Keeping a sleep diary is a good way to track symptoms, which you can share with a healthcare professional.
Types of insomnia
There are several different types of insomnia:
- Acute insomnia is very common and lasts for a few days or weeks. It may be due to stress or life events and most people recover naturally.
- Chronic insomnia lasts for a month or more and is more likely to cause problems with fatigue, concentration or mood changes.
- Primary insomnia refers to insomnia where no underlying cause can be identified.
- Secondary insomnia is due to an underlying cause such as a general health condition, anxiety, depression or sleep disorder.
- Delayed sleep phase syndrome (DSPS) refers to people who are ‘night owls’ and have long-term problems getting to sleep until the early hours of the morning. This may not be a problem for those who are able to sleep in, but it can cause chronic sleep deprivation in people who need to get up early.
Symptoms of insomnia
Insomnia can include any of the following:
- difficulty getting to sleep
- waking up during the night
- waking up too early.
Insomnia also causes a range of problems that can occur during the day, and can make it difficult to function normally. They include:
- difficulty waking at a normal time
- daytime sleepiness or fatigue (may not be present)
- poor concentration
- forgetfulness or making errors
- irritable or grumpy mood
- ‘sleep anxiety’ or worrying about lack of sleep
- anxiety or depression (these issues can also cause insomnia)
- tension headaches
- digestive symptoms.
Being overtired can increase the risk of someone making mistakes or having an accident. Research has shown that severe sleep deprivation can affect driving ability as much as alcohol.
Causes of insomnia
Why do some people sleep soundly no matter what happens and others find it impossible to sleep? Sometimes insomnia can occur for no obvious reason; however, there are also several possible causes.
- Poor sleep habits (sleep hygiene) is the most common cause of insomnia. Having a regular sleep routine, pre-bedtime activities and bedroom surroundings can have a big influence on sleep.
- Substances, including caffeine, nicotine, alcohol, amphetamines and some prescription medicines can dramatically affect your ability to sleep.
- Stress, including about work or financial problems, relationship issues or grief.
- Medical issues in particular conditions causing pain, hormone changes, breathing, urinary or digestive problems.
- Mental health problems - insomnia can be a symptom of anxiety, depression or other disorders.
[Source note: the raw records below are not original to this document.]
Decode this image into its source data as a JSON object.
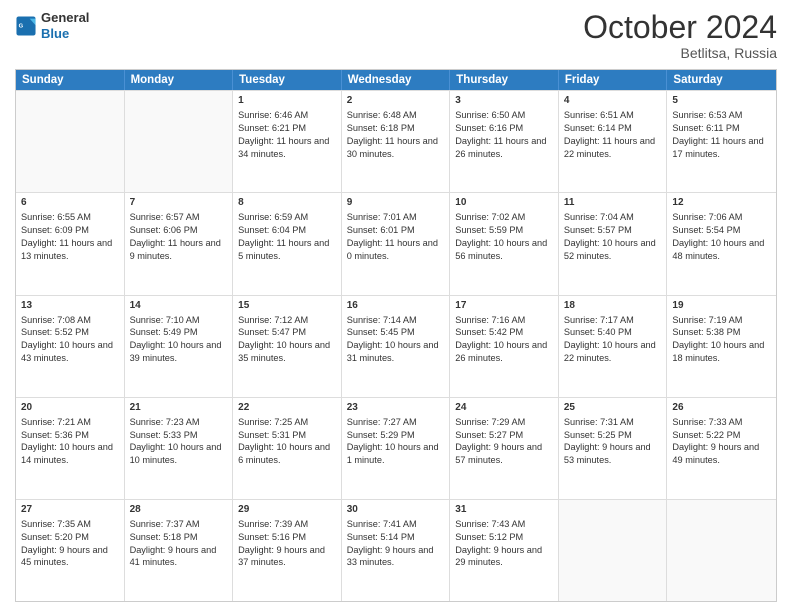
{
  "logo": {
    "line1": "General",
    "line2": "Blue"
  },
  "title": "October 2024",
  "location": "Betlitsa, Russia",
  "days_of_week": [
    "Sunday",
    "Monday",
    "Tuesday",
    "Wednesday",
    "Thursday",
    "Friday",
    "Saturday"
  ],
  "weeks": [
    [
      {
        "day": "",
        "content": ""
      },
      {
        "day": "",
        "content": ""
      },
      {
        "day": "1",
        "content": "Sunrise: 6:46 AM\nSunset: 6:21 PM\nDaylight: 11 hours and 34 minutes."
      },
      {
        "day": "2",
        "content": "Sunrise: 6:48 AM\nSunset: 6:18 PM\nDaylight: 11 hours and 30 minutes."
      },
      {
        "day": "3",
        "content": "Sunrise: 6:50 AM\nSunset: 6:16 PM\nDaylight: 11 hours and 26 minutes."
      },
      {
        "day": "4",
        "content": "Sunrise: 6:51 AM\nSunset: 6:14 PM\nDaylight: 11 hours and 22 minutes."
      },
      {
        "day": "5",
        "content": "Sunrise: 6:53 AM\nSunset: 6:11 PM\nDaylight: 11 hours and 17 minutes."
      }
    ],
    [
      {
        "day": "6",
        "content": "Sunrise: 6:55 AM\nSunset: 6:09 PM\nDaylight: 11 hours and 13 minutes."
      },
      {
        "day": "7",
        "content": "Sunrise: 6:57 AM\nSunset: 6:06 PM\nDaylight: 11 hours and 9 minutes."
      },
      {
        "day": "8",
        "content": "Sunrise: 6:59 AM\nSunset: 6:04 PM\nDaylight: 11 hours and 5 minutes."
      },
      {
        "day": "9",
        "content": "Sunrise: 7:01 AM\nSunset: 6:01 PM\nDaylight: 11 hours and 0 minutes."
      },
      {
        "day": "10",
        "content": "Sunrise: 7:02 AM\nSunset: 5:59 PM\nDaylight: 10 hours and 56 minutes."
      },
      {
        "day": "11",
        "content": "Sunrise: 7:04 AM\nSunset: 5:57 PM\nDaylight: 10 hours and 52 minutes."
      },
      {
        "day": "12",
        "content": "Sunrise: 7:06 AM\nSunset: 5:54 PM\nDaylight: 10 hours and 48 minutes."
      }
    ],
    [
      {
        "day": "13",
        "content": "Sunrise: 7:08 AM\nSunset: 5:52 PM\nDaylight: 10 hours and 43 minutes."
      },
      {
        "day": "14",
        "content": "Sunrise: 7:10 AM\nSunset: 5:49 PM\nDaylight: 10 hours and 39 minutes."
      },
      {
        "day": "15",
        "content": "Sunrise: 7:12 AM\nSunset: 5:47 PM\nDaylight: 10 hours and 35 minutes."
      },
      {
        "day": "16",
        "content": "Sunrise: 7:14 AM\nSunset: 5:45 PM\nDaylight: 10 hours and 31 minutes."
      },
      {
        "day": "17",
        "content": "Sunrise: 7:16 AM\nSunset: 5:42 PM\nDaylight: 10 hours and 26 minutes."
      },
      {
        "day": "18",
        "content": "Sunrise: 7:17 AM\nSunset: 5:40 PM\nDaylight: 10 hours and 22 minutes."
      },
      {
        "day": "19",
        "content": "Sunrise: 7:19 AM\nSunset: 5:38 PM\nDaylight: 10 hours and 18 minutes."
      }
    ],
    [
      {
        "day": "20",
        "content": "Sunrise: 7:21 AM\nSunset: 5:36 PM\nDaylight: 10 hours and 14 minutes."
      },
      {
        "day": "21",
        "content": "Sunrise: 7:23 AM\nSunset: 5:33 PM\nDaylight: 10 hours and 10 minutes."
      },
      {
        "day": "22",
        "content": "Sunrise: 7:25 AM\nSunset: 5:31 PM\nDaylight: 10 hours and 6 minutes."
      },
      {
        "day": "23",
        "content": "Sunrise: 7:27 AM\nSunset: 5:29 PM\nDaylight: 10 hours and 1 minute."
      },
      {
        "day": "24",
        "content": "Sunrise: 7:29 AM\nSunset: 5:27 PM\nDaylight: 9 hours and 57 minutes."
      },
      {
        "day": "25",
        "content": "Sunrise: 7:31 AM\nSunset: 5:25 PM\nDaylight: 9 hours and 53 minutes."
      },
      {
        "day": "26",
        "content": "Sunrise: 7:33 AM\nSunset: 5:22 PM\nDaylight: 9 hours and 49 minutes."
      }
    ],
    [
      {
        "day": "27",
        "content": "Sunrise: 7:35 AM\nSunset: 5:20 PM\nDaylight: 9 hours and 45 minutes."
      },
      {
        "day": "28",
        "content": "Sunrise: 7:37 AM\nSunset: 5:18 PM\nDaylight: 9 hours and 41 minutes."
      },
      {
        "day": "29",
        "content": "Sunrise: 7:39 AM\nSunset: 5:16 PM\nDaylight: 9 hours and 37 minutes."
      },
      {
        "day": "30",
        "content": "Sunrise: 7:41 AM\nSunset: 5:14 PM\nDaylight: 9 hours and 33 minutes."
      },
      {
        "day": "31",
        "content": "Sunrise: 7:43 AM\nSunset: 5:12 PM\nDaylight: 9 hours and 29 minutes."
      },
      {
        "day": "",
        "content": ""
      },
      {
        "day": "",
        "content": ""
      }
    ]
  ]
}
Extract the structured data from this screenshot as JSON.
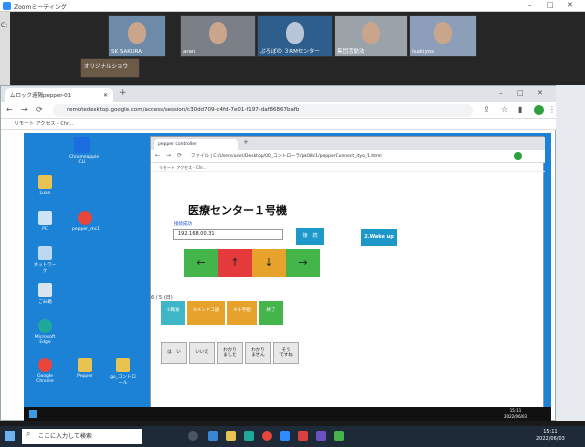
{
  "zoom": {
    "title": "Zoomミーティング",
    "participants": [
      "SK SAKURA",
      "aran",
      "ぷろぽの ３RMセンター",
      "集団活動法",
      "Isakiyos"
    ],
    "second_row_name": "オリジナルショウ"
  },
  "left_label": "C:",
  "chrome": {
    "tab_title": "ムロック遠隔pepper-01",
    "url": "remotedesktop.google.com/access/session/c30dd709-c4fd-7e01-f197-daf86867bafb",
    "bookmark": "リモート アクセス - Chr..."
  },
  "desktop": {
    "icons": [
      "Chromeapple CLI",
      "Luan",
      "PC",
      "pepper_mc1",
      "ネットワーク",
      "ごみ箱",
      "Microsoft Edge",
      "Google Chrome",
      "Pepper",
      "go_コントロール"
    ]
  },
  "inner": {
    "tab_title": "pepper controller",
    "url": "ファイル | C:/Users/user/Desktop/00_コントローラ/pk08c1/pepperConnect_ityo_1.html",
    "bookmark": "リモート アクセス - Chr...",
    "page_title": "医療センター１号機",
    "conn_status": "接続成功",
    "ip": "192.168.00.31",
    "connect_label": "接　続",
    "wake_label": "2.Wake up",
    "arrows": [
      "←",
      "↑",
      "↓",
      "→"
    ],
    "page_count": "6 / 5 (日)",
    "categories": [
      "①職食",
      "②メンドコ語",
      "②十字組",
      "終了"
    ],
    "answers": [
      "は　い",
      "いいえ",
      "わかり\nました",
      "わかり\nません",
      "そう\nですね"
    ]
  },
  "taskbar": {
    "search_placeholder": "ここに入力して検索",
    "time": "15:11",
    "date": "2022/06/03"
  },
  "inner_time": "15:11",
  "inner_date": "2022/06/03",
  "colors": {
    "red": "#e43a3c",
    "green": "#43b54a",
    "orange": "#e7a22b",
    "teal": "#1e97c9"
  }
}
- Sleep disorders, including obstructive sleep apnoea, circadian rhythm disorders caused by irregular sleep patterns, restless legs syndrome and periodic limb movement.
- Life stage - elderly people and menopausal women are more likely to have insomnia.
- Shift work.
Last reviewed: July 2017